-- DATA FOR THE TASK follows --

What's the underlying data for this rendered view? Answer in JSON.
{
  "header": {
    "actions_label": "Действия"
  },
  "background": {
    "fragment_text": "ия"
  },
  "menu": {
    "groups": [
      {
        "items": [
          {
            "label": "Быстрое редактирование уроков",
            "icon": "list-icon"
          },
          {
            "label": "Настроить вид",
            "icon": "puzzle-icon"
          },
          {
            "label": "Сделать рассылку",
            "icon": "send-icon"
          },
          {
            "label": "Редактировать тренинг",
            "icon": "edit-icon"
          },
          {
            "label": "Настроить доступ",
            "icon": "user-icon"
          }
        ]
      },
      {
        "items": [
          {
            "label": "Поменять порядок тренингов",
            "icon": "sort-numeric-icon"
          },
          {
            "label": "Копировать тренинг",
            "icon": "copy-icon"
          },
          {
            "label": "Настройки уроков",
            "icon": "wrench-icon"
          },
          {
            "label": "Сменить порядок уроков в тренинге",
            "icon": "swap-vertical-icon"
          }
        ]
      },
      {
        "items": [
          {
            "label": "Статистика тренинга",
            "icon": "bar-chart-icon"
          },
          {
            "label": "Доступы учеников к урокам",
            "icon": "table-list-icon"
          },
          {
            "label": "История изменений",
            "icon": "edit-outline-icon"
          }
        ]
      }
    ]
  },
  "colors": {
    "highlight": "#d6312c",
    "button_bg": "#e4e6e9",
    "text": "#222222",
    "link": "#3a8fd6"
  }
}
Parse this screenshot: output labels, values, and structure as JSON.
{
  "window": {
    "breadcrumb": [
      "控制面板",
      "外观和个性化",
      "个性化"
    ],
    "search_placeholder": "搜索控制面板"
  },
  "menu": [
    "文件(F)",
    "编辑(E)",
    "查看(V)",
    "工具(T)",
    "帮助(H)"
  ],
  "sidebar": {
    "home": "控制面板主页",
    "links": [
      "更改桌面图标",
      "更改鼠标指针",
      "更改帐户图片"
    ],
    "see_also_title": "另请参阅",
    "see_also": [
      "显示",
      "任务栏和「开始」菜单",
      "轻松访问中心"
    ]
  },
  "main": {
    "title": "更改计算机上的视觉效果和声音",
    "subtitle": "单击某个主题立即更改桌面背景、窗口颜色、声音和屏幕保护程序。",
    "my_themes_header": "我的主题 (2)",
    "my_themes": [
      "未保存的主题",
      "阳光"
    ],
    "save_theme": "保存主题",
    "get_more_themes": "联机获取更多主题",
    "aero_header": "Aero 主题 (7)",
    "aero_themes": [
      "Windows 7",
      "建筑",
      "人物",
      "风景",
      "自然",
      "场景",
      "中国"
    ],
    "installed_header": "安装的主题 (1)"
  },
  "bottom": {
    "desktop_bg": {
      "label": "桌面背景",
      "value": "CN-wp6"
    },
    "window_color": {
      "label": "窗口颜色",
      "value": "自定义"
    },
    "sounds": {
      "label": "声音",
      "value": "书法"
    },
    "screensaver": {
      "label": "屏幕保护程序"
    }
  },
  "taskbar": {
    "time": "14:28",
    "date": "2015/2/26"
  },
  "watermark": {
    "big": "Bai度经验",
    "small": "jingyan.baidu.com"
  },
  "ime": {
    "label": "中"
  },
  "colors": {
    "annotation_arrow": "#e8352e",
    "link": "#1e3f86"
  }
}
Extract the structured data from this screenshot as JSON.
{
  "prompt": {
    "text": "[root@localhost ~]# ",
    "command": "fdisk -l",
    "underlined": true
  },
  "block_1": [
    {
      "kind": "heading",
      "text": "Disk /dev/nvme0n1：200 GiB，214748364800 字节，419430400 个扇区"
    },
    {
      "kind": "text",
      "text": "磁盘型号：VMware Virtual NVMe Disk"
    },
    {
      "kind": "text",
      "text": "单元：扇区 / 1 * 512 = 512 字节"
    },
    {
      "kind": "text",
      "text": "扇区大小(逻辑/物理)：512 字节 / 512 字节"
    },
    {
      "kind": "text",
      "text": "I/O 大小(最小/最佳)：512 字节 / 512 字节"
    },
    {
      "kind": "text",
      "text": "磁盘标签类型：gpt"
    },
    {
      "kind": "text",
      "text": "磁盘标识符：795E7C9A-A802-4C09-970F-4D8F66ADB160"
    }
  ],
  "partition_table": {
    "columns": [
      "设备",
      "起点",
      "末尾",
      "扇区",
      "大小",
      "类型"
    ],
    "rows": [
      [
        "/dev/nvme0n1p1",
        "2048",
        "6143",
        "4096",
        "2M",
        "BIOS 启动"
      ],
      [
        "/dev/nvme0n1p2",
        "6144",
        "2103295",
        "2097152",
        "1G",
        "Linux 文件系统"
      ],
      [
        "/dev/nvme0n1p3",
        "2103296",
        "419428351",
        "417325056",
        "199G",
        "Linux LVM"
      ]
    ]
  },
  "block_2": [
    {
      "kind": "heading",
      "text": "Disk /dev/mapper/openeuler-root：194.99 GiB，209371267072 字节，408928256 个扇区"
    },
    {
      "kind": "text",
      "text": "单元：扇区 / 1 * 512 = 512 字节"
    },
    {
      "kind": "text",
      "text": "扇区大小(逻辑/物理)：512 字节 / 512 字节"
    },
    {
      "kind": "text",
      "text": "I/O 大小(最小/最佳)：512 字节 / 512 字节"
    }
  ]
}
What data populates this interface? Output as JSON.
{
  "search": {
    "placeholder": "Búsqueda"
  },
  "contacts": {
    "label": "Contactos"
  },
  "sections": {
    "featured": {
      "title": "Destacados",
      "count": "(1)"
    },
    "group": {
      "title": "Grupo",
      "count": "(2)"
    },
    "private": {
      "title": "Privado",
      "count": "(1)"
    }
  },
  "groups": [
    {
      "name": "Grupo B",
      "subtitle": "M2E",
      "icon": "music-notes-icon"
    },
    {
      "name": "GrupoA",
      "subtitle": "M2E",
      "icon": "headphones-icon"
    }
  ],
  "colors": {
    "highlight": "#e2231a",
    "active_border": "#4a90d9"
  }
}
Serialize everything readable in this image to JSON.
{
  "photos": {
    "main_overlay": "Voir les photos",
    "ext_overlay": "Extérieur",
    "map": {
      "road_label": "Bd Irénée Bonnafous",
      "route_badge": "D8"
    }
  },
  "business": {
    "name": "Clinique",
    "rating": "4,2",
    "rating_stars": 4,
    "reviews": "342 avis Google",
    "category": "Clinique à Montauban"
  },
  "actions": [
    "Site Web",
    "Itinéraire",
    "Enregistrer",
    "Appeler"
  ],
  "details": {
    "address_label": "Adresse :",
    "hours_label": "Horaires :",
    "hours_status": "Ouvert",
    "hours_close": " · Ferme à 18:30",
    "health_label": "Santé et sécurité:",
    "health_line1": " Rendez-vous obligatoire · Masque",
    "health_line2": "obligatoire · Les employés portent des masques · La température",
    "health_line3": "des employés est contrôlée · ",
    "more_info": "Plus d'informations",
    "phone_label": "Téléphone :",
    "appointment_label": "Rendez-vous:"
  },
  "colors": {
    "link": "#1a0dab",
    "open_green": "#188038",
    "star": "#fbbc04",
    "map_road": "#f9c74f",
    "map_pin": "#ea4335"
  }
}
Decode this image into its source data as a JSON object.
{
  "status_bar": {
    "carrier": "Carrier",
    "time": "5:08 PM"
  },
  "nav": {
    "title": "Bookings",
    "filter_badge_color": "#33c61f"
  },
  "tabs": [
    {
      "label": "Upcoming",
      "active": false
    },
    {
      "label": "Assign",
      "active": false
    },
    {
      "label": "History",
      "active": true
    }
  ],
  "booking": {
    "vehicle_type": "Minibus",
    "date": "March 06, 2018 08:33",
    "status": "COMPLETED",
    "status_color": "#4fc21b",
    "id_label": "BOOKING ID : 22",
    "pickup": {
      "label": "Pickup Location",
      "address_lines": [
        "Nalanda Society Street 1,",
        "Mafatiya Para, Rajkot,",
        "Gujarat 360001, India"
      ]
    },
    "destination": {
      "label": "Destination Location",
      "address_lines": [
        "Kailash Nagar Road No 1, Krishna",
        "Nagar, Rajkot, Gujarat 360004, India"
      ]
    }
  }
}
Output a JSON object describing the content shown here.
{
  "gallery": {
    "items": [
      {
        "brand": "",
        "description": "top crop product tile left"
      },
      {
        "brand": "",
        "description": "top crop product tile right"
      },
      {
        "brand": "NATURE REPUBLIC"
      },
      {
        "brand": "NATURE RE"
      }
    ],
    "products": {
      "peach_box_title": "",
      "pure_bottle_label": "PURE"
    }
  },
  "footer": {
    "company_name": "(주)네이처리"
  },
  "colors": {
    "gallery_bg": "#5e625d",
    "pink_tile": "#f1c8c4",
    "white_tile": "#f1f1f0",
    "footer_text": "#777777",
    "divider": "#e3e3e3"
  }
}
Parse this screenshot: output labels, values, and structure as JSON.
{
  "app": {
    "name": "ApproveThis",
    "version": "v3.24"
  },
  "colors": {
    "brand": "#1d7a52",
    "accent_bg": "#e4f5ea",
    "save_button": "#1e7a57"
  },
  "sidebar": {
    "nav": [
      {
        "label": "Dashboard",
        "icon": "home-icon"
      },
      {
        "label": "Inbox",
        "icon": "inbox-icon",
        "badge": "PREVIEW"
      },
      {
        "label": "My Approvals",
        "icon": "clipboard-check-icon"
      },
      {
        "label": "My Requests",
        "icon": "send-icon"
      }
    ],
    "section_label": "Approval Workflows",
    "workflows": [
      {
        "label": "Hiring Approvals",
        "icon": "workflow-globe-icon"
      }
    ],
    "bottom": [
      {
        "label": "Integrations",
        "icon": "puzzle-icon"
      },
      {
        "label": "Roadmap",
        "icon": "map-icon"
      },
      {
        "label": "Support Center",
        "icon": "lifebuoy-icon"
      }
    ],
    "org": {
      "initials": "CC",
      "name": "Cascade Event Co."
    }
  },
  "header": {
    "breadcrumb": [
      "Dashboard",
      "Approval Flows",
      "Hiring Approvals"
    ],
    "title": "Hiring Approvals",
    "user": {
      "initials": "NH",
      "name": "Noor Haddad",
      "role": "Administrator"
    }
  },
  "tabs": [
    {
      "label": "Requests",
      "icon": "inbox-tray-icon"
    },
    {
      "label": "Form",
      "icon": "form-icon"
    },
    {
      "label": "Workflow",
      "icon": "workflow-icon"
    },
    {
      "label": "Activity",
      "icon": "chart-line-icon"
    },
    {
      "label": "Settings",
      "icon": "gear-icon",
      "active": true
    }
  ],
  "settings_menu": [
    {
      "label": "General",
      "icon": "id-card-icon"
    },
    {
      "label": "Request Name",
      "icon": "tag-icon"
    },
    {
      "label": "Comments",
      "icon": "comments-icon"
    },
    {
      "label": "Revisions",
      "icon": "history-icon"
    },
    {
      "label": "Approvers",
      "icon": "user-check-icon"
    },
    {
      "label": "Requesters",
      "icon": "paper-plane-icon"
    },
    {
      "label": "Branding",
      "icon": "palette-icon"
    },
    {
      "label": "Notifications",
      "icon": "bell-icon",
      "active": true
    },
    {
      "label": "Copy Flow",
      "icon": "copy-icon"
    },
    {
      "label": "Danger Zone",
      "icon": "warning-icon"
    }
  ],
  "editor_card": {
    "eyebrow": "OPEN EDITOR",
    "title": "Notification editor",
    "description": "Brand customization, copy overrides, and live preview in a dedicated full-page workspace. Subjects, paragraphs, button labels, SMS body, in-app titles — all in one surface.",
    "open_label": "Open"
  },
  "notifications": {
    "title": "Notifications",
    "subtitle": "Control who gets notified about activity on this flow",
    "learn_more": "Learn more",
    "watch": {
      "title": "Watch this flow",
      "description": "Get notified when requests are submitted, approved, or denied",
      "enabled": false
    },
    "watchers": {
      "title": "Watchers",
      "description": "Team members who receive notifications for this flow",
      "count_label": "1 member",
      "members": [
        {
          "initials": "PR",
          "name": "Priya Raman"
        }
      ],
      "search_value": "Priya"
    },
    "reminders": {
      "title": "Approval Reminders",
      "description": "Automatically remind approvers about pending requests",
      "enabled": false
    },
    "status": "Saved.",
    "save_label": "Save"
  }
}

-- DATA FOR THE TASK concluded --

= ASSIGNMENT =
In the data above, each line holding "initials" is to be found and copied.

= ANSWER TO THIS TASK =
      "initials": "CC",
      "initials": "NH",
          "initials": "PR",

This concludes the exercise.